→ **What needs to be done**: Your answer should consist of each line below that includes the word "label".

[Records from a dataset]
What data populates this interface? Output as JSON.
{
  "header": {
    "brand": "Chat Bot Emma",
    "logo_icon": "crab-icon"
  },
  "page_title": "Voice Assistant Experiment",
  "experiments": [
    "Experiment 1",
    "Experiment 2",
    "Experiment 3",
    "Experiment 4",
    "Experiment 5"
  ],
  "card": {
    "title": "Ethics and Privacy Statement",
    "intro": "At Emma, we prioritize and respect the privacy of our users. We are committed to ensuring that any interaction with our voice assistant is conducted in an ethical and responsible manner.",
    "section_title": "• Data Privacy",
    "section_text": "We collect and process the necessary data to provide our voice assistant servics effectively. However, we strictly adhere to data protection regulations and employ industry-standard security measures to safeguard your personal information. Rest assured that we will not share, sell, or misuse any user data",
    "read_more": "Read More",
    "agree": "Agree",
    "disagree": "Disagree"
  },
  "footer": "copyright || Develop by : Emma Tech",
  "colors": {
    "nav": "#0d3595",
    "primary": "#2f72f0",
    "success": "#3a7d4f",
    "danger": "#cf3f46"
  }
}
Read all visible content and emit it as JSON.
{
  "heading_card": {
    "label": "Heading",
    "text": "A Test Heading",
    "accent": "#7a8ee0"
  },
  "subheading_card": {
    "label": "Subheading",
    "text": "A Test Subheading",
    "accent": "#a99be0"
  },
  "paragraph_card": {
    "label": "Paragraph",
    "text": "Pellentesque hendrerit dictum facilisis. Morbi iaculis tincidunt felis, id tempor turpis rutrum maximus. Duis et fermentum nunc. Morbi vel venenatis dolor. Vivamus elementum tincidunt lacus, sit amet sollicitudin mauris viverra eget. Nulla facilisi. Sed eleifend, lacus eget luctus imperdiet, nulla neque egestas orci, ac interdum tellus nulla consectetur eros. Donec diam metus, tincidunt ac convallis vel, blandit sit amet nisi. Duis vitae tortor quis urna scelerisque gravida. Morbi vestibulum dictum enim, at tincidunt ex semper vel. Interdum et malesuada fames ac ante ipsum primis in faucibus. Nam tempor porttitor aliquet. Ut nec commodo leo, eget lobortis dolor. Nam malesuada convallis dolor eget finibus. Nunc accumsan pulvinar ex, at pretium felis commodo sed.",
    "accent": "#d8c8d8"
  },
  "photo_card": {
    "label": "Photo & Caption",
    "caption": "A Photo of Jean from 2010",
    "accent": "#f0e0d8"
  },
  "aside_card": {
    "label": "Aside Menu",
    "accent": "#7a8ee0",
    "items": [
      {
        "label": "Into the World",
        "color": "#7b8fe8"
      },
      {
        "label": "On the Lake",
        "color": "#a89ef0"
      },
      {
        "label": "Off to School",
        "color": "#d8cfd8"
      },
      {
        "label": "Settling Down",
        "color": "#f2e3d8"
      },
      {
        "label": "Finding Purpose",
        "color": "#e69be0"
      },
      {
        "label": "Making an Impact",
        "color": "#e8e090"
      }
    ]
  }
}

→ **The completed task**:
    "label": "Heading",
    "label": "Subheading",
    "label": "Paragraph",
    "label": "Photo & Caption",
    "label": "Aside Menu",
        "label": "Into the World",
        "label": "On the Lake",
        "label": "Off to School",
        "label": "Settling Down",
        "label": "Finding Purpose",
        "label": "Making an Impact",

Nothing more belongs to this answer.